[Dataset rows for apps and sites]
━━━

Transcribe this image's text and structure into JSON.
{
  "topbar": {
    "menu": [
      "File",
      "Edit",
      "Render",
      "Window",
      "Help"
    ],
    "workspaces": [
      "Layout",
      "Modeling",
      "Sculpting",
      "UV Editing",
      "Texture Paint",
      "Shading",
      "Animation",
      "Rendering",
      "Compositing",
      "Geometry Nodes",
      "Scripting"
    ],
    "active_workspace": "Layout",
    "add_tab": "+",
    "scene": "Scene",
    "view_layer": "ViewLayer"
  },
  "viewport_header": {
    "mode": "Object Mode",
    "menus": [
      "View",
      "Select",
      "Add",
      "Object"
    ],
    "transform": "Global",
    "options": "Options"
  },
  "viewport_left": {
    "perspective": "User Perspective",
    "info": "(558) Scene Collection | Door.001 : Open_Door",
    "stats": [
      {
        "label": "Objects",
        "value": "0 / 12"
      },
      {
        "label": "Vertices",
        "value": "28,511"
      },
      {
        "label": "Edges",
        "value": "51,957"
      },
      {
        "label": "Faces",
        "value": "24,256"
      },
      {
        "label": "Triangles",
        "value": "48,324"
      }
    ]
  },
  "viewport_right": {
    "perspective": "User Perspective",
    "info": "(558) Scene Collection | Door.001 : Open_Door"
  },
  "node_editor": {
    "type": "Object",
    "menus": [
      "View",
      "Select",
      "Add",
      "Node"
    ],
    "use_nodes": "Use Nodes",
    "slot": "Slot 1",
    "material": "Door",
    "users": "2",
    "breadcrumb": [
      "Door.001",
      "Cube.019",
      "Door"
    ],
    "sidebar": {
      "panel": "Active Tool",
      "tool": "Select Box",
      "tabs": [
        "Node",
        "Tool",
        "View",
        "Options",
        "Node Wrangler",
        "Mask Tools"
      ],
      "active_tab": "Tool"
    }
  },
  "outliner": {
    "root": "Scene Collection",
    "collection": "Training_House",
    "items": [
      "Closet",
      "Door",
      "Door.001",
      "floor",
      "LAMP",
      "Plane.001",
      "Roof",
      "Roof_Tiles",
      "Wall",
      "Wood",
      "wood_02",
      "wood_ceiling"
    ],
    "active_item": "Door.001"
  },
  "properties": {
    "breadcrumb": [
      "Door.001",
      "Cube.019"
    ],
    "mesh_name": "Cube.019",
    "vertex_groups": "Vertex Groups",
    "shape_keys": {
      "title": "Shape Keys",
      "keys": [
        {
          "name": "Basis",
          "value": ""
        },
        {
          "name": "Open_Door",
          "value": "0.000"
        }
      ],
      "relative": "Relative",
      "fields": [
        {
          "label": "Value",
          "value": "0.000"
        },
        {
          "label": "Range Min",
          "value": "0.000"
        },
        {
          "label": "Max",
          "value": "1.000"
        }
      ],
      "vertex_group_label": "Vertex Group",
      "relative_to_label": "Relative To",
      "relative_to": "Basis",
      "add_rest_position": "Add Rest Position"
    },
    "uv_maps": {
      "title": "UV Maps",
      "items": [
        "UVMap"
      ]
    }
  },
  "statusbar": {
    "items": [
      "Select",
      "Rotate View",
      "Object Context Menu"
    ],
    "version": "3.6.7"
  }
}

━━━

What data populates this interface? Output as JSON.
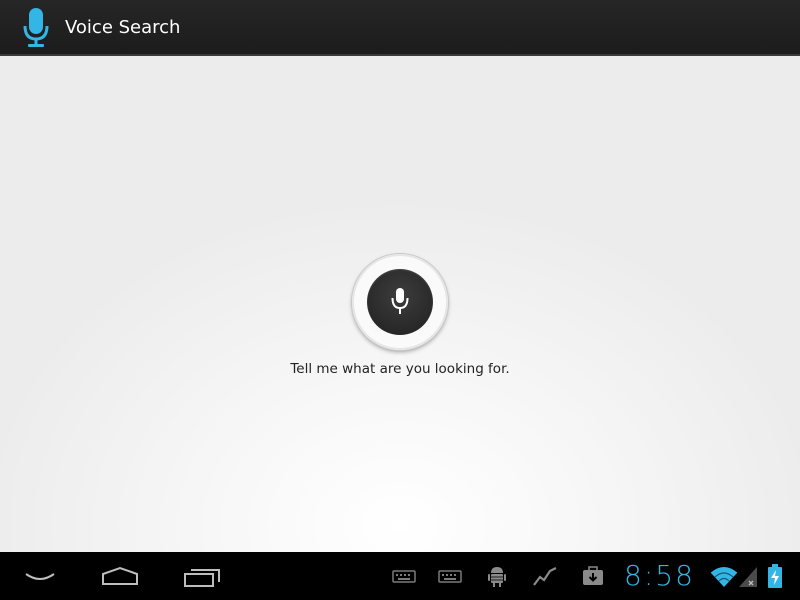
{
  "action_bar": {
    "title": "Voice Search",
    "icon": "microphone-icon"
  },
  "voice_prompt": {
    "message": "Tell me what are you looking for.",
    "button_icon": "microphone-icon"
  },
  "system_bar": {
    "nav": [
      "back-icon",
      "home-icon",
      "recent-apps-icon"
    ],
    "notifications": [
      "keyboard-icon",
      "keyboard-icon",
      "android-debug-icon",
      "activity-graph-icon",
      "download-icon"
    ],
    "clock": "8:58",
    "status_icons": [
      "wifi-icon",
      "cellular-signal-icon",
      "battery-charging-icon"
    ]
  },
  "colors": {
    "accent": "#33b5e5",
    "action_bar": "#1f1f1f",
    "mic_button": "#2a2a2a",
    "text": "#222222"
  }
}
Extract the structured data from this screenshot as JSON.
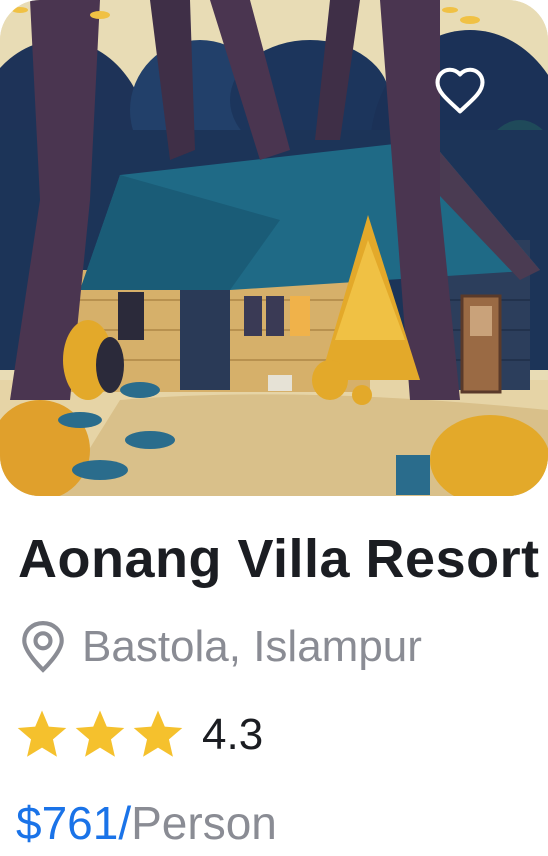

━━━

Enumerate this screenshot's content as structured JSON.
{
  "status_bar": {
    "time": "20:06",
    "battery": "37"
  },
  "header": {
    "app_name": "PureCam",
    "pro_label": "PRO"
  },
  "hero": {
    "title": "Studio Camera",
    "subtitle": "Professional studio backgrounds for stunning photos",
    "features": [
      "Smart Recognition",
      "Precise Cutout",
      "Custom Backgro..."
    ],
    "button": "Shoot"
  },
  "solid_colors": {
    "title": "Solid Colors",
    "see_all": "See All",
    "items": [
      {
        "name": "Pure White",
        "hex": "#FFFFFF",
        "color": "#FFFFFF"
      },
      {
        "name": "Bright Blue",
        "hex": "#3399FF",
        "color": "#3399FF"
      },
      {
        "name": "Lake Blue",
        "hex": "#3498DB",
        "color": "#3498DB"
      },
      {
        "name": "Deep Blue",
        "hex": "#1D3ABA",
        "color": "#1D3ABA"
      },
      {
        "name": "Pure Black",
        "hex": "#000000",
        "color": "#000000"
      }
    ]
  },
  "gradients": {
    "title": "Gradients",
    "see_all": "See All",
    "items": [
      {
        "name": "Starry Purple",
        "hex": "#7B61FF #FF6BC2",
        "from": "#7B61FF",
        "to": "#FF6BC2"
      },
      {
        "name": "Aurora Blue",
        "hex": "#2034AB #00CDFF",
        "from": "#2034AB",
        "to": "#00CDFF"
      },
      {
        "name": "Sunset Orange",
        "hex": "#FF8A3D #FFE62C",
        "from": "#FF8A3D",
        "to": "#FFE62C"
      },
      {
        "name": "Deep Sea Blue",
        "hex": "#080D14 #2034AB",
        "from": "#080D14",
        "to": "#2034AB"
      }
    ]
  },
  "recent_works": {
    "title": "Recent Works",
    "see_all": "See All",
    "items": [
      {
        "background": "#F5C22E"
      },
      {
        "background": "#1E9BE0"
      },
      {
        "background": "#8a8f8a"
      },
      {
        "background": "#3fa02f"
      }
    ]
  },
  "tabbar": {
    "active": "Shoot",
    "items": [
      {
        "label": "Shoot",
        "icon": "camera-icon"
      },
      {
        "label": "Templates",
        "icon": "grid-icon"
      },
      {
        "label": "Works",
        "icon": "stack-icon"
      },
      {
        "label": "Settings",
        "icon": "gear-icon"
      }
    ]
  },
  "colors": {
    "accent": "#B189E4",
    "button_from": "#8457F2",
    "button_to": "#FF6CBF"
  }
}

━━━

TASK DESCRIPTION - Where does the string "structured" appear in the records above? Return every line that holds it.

SOLUTION TO THE EXERCISE -
Extract the structured data from this screenshot as JSON.
Enumerate this screenshot's content as structured JSON.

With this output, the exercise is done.